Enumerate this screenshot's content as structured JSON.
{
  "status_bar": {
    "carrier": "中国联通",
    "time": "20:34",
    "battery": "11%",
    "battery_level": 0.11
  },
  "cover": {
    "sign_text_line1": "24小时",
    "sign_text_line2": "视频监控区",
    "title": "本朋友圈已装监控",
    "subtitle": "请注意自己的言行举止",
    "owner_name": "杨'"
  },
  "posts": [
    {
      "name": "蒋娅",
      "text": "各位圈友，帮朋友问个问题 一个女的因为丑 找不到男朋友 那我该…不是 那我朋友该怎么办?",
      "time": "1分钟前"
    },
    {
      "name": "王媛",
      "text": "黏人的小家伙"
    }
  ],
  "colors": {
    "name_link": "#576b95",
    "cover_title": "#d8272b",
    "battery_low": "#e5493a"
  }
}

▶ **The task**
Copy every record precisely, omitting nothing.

▶ **Task solution**
Enumerate this screenshot's content as structured JSON.
{
  "status_bar": {
    "carrier": "中国联通",
    "time": "20:34",
    "battery": "11%",
    "battery_level": 0.11
  },
  "cover": {
    "sign_text_line1": "24小时",
    "sign_text_line2": "视频监控区",
    "title": "本朋友圈已装监控",
    "subtitle": "请注意自己的言行举止",
    "owner_name": "杨'"
  },
  "posts": [
    {
      "name": "蒋娅",
      "text": "各位圈友，帮朋友问个问题 一个女的因为丑 找不到男朋友 那我该…不是 那我朋友该怎么办?",
      "time": "1分钟前"
    },
    {
      "name": "王媛",
      "text": "黏人的小家伙"
    }
  ],
  "colors": {
    "name_link": "#576b95",
    "cover_title": "#d8272b",
    "battery_low": "#e5493a"
  }
}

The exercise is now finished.